== Problem statement ==
If a picture appears among the records, leave it out and set down everything else exactly as it stands.
[Start of section]
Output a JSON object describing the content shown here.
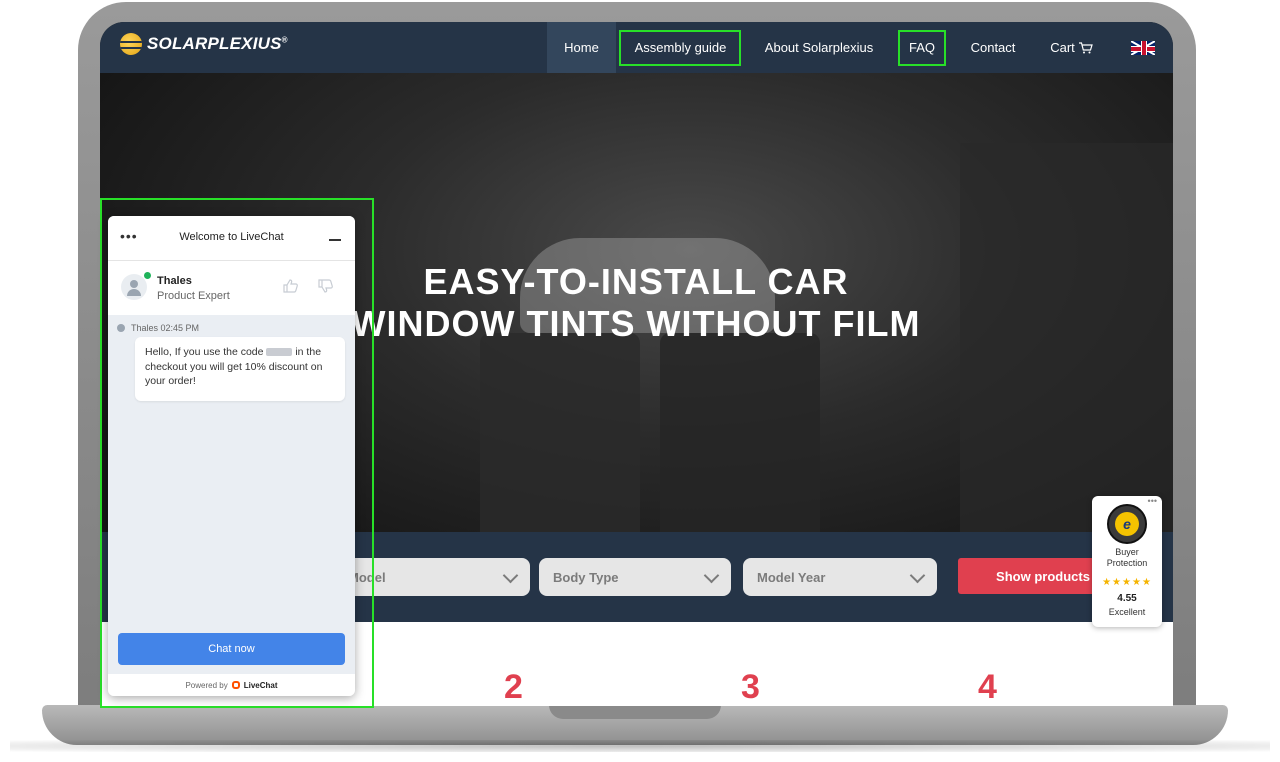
{
  "nav": {
    "logo": "SOLARPLEXIUS",
    "logo_mark": "®",
    "items": [
      "Home",
      "Assembly guide",
      "About Solarplexius",
      "FAQ",
      "Contact",
      "Cart"
    ],
    "language_flag_icon": "uk-flag-icon"
  },
  "hero": {
    "title_line1": "EASY-TO-INSTALL CAR",
    "title_line2": "WINDOW TINTS WITHOUT FILM"
  },
  "filters": {
    "model": "Model",
    "body_type": "Body Type",
    "model_year": "Model Year",
    "show_products": "Show products"
  },
  "steps": [
    "2",
    "3",
    "4"
  ],
  "chat": {
    "header_title": "Welcome to LiveChat",
    "agent_name": "Thales",
    "agent_role": "Product Expert",
    "message_meta": "Thales 02:45 PM",
    "message_part1": "Hello, If you use the code",
    "message_part2": "in the checkout you will get 10% discount on your order!",
    "chat_now": "Chat now",
    "powered_by": "Powered by",
    "brand": "LiveChat"
  },
  "trust_badge": {
    "line1": "Buyer",
    "line2": "Protection",
    "stars": "★★★★★",
    "score": "4.55",
    "rating": "Excellent"
  },
  "colors": {
    "nav_bg": "#253447",
    "accent_red": "#e0404f",
    "chat_button": "#4384e8",
    "highlight_green": "#28e028"
  }
}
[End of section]
== Finished exercise ==
Output a JSON object describing the content shown here.
{
  "nav": {
    "logo": "SOLARPLEXIUS",
    "logo_mark": "®",
    "items": [
      "Home",
      "Assembly guide",
      "About Solarplexius",
      "FAQ",
      "Contact",
      "Cart"
    ],
    "language_flag_icon": "uk-flag-icon"
  },
  "hero": {
    "title_line1": "EASY-TO-INSTALL CAR",
    "title_line2": "WINDOW TINTS WITHOUT FILM"
  },
  "filters": {
    "model": "Model",
    "body_type": "Body Type",
    "model_year": "Model Year",
    "show_products": "Show products"
  },
  "steps": [
    "2",
    "3",
    "4"
  ],
  "chat": {
    "header_title": "Welcome to LiveChat",
    "agent_name": "Thales",
    "agent_role": "Product Expert",
    "message_meta": "Thales 02:45 PM",
    "message_part1": "Hello, If you use the code",
    "message_part2": "in the checkout you will get 10% discount on your order!",
    "chat_now": "Chat now",
    "powered_by": "Powered by",
    "brand": "LiveChat"
  },
  "trust_badge": {
    "line1": "Buyer",
    "line2": "Protection",
    "stars": "★★★★★",
    "score": "4.55",
    "rating": "Excellent"
  },
  "colors": {
    "nav_bg": "#253447",
    "accent_red": "#e0404f",
    "chat_button": "#4384e8",
    "highlight_green": "#28e028"
  }
}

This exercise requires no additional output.